It’s time to stock up the RV and hit the open road. And whether you’re spending a week at the campground or a month in the wilderness, food is essential. Therein lies a campers’ dilemma: long term food storage. Often, campers will pack too much or run out of food early in their venture. If you hope to avoid similar camp-food mistakes, these tips may help you pack your RV pantry like a pro.
Get More Mileage with Freeze Dried or Dehydrated Foods
In a kitchen on wheels, space and weight are top priorities. Luckily, dehydrated and dried foods are great solutions that maximize space and travel light. For example, dehydrated tomato powder yields more than 6 times its weight when it’s prepared. Imagine how many cans of tomato sauce it would take to match that. And don’t worry about losing nutrients from eating dehydrated foods. The health benefits of these tasty space savers are comparable to those of fresh foods. Plus, they can last in your RV pantry for up to two years (when stored properly), making it easier to buy in bulk and use for more than one excursion.
Can those Cans!
There’s no doubt about it: Cans are heavy. In order to preserve the foods within, cans contain excess water that consumers usually drain and waste prior to cooking. If you’re curious, our Rehydration Chart will show you the difference a little added water can make to the weight of your food. Cans are also more difficult to store because of their round shape, which makes them prone to rolling or falling over during transit. Most cabinets in recreational vehicles are designed with rectangular openings. This means similarly shaped containers will maximize your space and be sturdier if you hit a few bumps in the road.
Plan Your Meals Prior to Liftoff
Have you ever found yourself asking, “How much food will I really need?” Well, you’re not alone. Rather than taking a guess and falling short or over packing (as so many campers often do), try mapping out your meals for each day before you start your trip.

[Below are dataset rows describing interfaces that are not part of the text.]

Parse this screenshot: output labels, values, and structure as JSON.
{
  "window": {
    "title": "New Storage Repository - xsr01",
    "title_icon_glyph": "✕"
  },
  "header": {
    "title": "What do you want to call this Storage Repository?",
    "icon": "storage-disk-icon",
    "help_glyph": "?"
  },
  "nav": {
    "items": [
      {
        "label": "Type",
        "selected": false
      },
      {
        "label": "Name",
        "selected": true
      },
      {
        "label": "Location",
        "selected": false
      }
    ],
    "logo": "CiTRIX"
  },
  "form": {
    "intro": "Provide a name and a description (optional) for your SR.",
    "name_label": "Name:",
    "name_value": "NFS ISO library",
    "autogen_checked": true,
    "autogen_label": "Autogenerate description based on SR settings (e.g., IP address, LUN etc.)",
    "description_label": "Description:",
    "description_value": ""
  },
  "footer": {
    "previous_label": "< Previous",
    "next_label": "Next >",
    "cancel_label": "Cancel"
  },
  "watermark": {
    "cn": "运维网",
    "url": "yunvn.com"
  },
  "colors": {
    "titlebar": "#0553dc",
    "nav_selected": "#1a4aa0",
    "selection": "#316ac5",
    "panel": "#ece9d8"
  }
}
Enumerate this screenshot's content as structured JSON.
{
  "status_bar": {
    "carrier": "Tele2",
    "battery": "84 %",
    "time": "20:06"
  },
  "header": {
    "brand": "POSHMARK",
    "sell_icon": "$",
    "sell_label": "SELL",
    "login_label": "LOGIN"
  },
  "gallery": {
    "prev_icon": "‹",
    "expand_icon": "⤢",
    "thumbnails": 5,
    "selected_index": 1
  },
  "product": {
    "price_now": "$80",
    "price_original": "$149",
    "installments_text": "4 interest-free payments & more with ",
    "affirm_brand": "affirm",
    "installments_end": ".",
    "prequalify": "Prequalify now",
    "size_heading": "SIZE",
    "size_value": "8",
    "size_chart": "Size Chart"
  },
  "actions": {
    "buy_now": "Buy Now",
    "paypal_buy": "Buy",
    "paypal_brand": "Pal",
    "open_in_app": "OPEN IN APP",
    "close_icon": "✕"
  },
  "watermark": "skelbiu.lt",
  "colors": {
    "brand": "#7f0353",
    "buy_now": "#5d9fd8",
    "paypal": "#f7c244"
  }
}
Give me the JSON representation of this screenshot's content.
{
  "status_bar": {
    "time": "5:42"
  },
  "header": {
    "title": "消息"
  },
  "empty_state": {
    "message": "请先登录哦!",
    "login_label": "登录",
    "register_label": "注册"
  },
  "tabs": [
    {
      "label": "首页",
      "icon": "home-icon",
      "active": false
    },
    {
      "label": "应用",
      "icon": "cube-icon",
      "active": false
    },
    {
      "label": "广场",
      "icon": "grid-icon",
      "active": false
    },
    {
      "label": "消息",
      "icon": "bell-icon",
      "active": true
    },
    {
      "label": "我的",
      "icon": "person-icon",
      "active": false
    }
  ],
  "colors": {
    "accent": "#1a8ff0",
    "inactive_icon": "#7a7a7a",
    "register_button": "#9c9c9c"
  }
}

Then use a Serving Size Chart for the dried foods you’ve chosen to help estimate how much you will need to bring along. This process may save space, cash, and time in the long run.
Don’t Forget Storage Accessories
For extra long trips or storage periods, a vacuum sealer is a helpful tool. Vacuum sealing before you stock up protects food from pests and moisture, and adds significant time to the shelf life of dehydrated foods. It’s also wise to carry a few handy zip pouches for leftovers or small portions, instead of bulky or fragile containers. Additionally, there are clever accessories, including mountable racks and spice clips, designed to efficiently store your must-have food flavors.
Be Prepared: Food Storage Safety Tips
Always have emergency water on hand, even if there is water access or a natural water source – anything can happen. Depending on your travel destination, you may also need to take extra food storage precautions. National Parks and campgrounds often have restrictions regarding bears and other critters that require special storage devices, which may restrict the quantities and types of food you can bring along. Before beginning your trek, be sure to brush up on regulations and wildlife in the area, so you can safely enjoy your adventure.